Last year’s infatuation with globally synchronized growth was at least understandable. From a certain, narrow point of view, Europe’s economy had accelerated. So, too, it seemed later in the year for the US economy. The Bank of Japan was actually talking about ending QQE with inflation in sight, and the PBOC was purportedly tightening as China’s economy appeared to many ready for its rebound.

Operating under these assumptions, no wonder all the world is stuck with a labor shortage. We’ve heard enough about it here in the United States, but the term was applied more universally than that. From last November:

Julian Evans-Pritchard, China economist at Capital Economics, said price pressures in China appeared strong on the back of still-rapid economic growth, a tight labour market, capacity cuts and temporary disruptions to industrial production.


“Price pressures may remain strong for a while longer as the anti-pollution campaign keeps commodity prices elevated and this feeds through into core inflation,” he said.

Still-rapid economic growth? That’s where it all falls apart, the mainstream tendency to view relative changes as greater than they ever are. The global economy and China with it wasn’t as bad in 2017 as it had been in 2016 or 2015. That should mean something substantial, but in this lost decade plus it really doesn’t.

In terms of consumers prices and consumer price indices, it was China’s PPI that this kind of commentary leaned on the most. Inflation hysteria was as much Chinese producers as US drug addicts.

But this, too, was a mistaken interpretation. As noted earlier this week, China’s upswing isn’t near forceful enough to produce the sustained cyclical forces required for the result equivalent to what people are talking about when they invoke globally synchronized growth. Commodity prices are up, but they aren’t really up; they are more aptly described as not being down as much.

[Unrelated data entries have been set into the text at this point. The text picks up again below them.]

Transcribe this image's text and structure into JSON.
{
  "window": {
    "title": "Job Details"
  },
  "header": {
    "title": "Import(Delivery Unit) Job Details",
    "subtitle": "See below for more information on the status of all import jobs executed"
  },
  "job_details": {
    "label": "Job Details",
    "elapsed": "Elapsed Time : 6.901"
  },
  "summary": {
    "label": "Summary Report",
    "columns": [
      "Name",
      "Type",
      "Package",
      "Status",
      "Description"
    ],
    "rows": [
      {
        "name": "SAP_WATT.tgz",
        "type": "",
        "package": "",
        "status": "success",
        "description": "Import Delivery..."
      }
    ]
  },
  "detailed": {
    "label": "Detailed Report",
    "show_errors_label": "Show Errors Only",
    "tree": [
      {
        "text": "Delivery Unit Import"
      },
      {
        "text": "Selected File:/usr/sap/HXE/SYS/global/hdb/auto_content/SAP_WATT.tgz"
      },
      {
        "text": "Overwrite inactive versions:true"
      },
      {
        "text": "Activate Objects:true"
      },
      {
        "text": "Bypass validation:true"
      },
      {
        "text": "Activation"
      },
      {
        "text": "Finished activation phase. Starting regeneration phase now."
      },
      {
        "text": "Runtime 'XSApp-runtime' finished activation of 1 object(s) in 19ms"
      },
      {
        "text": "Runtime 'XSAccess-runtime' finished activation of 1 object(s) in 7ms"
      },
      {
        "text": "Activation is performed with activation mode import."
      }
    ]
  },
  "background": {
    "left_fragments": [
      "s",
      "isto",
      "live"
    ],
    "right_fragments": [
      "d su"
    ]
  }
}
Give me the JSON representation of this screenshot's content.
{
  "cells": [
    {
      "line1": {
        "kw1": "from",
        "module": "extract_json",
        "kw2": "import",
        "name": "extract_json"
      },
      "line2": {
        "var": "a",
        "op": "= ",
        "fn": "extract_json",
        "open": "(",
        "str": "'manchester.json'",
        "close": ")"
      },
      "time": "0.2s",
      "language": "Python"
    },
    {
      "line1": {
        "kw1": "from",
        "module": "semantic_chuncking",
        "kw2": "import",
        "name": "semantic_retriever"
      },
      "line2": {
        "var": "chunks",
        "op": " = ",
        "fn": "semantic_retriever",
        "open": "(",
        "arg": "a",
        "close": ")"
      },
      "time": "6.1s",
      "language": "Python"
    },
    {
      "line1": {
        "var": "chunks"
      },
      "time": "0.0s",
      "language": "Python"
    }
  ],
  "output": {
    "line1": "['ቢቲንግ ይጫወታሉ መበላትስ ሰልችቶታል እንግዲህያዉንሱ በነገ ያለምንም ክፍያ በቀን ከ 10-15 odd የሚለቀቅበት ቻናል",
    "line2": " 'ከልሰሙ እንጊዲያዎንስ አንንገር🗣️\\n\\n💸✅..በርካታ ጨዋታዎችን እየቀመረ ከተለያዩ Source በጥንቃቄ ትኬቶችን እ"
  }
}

That’s the big difference because it represents doubt, market doubt. Commodity investors want to be optimistic, but they’ve also seen all this before and not all that long ago (2014). Economists can talk about labor shortages all over the world, but they’ve been doing just that for years on end. The boom has to boom, it can’t stay imaginary forever.

The latest inflation update from China’s National Bureau of Statistics for April 2018 was, no surprise, more of the same. The Chinese Consumer Price Index (CPI) which had nearly hit the government’s 3% target in February is back down below 2% in April. At just 1.8%, that’s perfectly in line with the last six years, with the PBOC’s bank reserves, and most of all the PBOC’s bank reserves over the last six years.

Analysts were caught well off-guard last month when the PBOC seemingly out of the blue decided to cut the RRR. It belied wage pressures due to a “tight labor market” as well as the narrative about the Chinese central bank tightening monetary policy on the basis of seriously renewed economic strength. On top of that, there have been persistent (unconfirmed) reports that this one RRR cut won’t be the last.

There are other factors involved, too, in the RRR, but the message is clear enough and it’s not the one that centers on a worldwide tight labor market and globally synchronized growth. That’s commodity prices betting on the narrative but not too heavily.

In China’s PPI, overall producer prices have decelerated significantly since last year. The primary reason for so much worldwide attention to them was that they had declined for five years straight. Turning positive in later 2016 was supposed to have meant something, and it did, just not what everyone wanted.

It meant that the idea of global economic recovery, true recovery, was way ahead of itself even at a low retracing reflation. It was never confirmed by consumer prices (so much for rapid economic growth and a tight labor market) which was by far the more significant development in terms of Chinese prices. It’s that very dichotomy that we face in the spring of 2018.

I could understand to some extent the narrative about global growth, but inflation hysteria was plain ridiculous. But this is nothing new. It happens every three years or so. And it’s upside down under pressures of time; you would think that the longer something doesn’t happen the more people would realize it’s not likely to. Not in Economics, though, where the longer it goes without actual economic growth the more convinced everyone becomes that it will happen tomorrow.

Such rationalizations used to be the stuff of asset bubbles. No longer. All the world’s a labor shortage.